I can speak on a subject like this thanks to the misspent years (and dollars) of my youth. A youth where CDs with titles like Club Hitz 1997 and Euro Dance Volume 5 lined my CD rack. Thankfully, I am capable of learning from my mistakes.

There is, of course, an unspoken rule, which I will repeat now to get it out of the way. For those of you not aware, the unspoken rule is simply to avoid anything calling itself ‘dance’ music. However, the big labels have catched on, and now there’s no guarantee that all crap electronic music ends up with a dance music tag to warn us. Those ‘Parental Advisory’ stickers on CDs? The record companies should be required by law to state that a CD contains ‘Dance Music’ in the same fashion.

So, what’s this secret you have for us, Viper Pilot? This particular tip involves the artist names in the tracklisting. There’s a very simple formula you can apply to work out what kind of goods you’re about to receive.

<track name> – X (featuring Y)


X = an artist you’ve never heard of before


Y = a female name

Some (fictional) examples:

Summer’s End – Beat Kings feat. Danice

Paralized – Nice feat. Shawna Unwood

Etc, etc.

Now, why does this work, and how? You can guaran-damn-tee that a song by an outfit you don’t know, featuring a female guest artist is going to be some awful generic audio pablum fitting into one of two camps: Shitty commercial house with a fat black woman wailing in a Pop Idol fourteen-notes-per-vowel manner, or vomitous vocal trance with a rail-thin white woman singing about love being like the wings of an angel.

(Please don’t take the above to mean that I’m saying there’s good commercial house or vocal trance to be found, just that this is one way in which you can detect it without any aural pain.)
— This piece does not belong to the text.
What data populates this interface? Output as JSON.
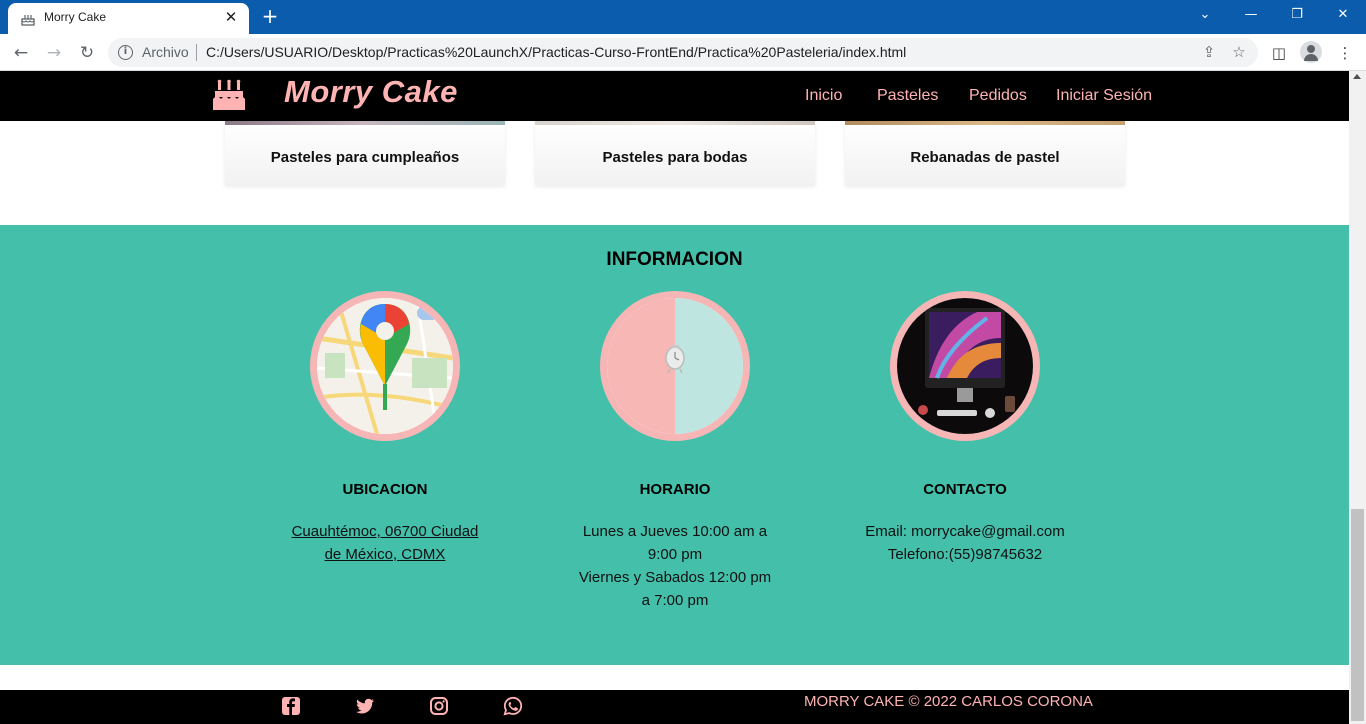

Armed with this knowledge, you can find out quickly if that CD in your hands is full of big label garbage or not. If a compilation has one of the above on it, odds are there’ll be a few more.

Now, go forth and shop.